(Aim of the exercise) How many lines in the records below contain "steps"? Answer with the number alone.

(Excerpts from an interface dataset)
"""

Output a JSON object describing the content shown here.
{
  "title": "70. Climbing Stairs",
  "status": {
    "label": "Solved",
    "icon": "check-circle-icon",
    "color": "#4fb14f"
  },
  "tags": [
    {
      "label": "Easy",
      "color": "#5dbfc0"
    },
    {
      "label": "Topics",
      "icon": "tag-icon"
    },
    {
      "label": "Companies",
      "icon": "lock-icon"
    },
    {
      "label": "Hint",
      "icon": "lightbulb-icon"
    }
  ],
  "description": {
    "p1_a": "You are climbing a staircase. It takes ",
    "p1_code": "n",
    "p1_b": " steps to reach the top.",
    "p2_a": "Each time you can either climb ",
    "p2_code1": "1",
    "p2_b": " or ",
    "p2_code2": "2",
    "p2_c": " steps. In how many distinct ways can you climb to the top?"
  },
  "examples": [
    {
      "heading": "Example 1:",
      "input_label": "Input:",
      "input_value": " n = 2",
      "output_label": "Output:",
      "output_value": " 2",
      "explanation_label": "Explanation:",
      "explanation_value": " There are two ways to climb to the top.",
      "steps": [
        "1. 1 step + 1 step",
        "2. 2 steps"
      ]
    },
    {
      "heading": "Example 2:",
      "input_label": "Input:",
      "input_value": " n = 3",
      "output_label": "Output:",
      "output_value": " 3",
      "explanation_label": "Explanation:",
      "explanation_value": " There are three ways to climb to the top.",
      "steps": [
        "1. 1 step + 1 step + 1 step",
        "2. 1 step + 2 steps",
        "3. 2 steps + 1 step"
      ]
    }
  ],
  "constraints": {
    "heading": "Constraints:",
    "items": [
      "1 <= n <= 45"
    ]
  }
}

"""

(Answer to the exercise) 7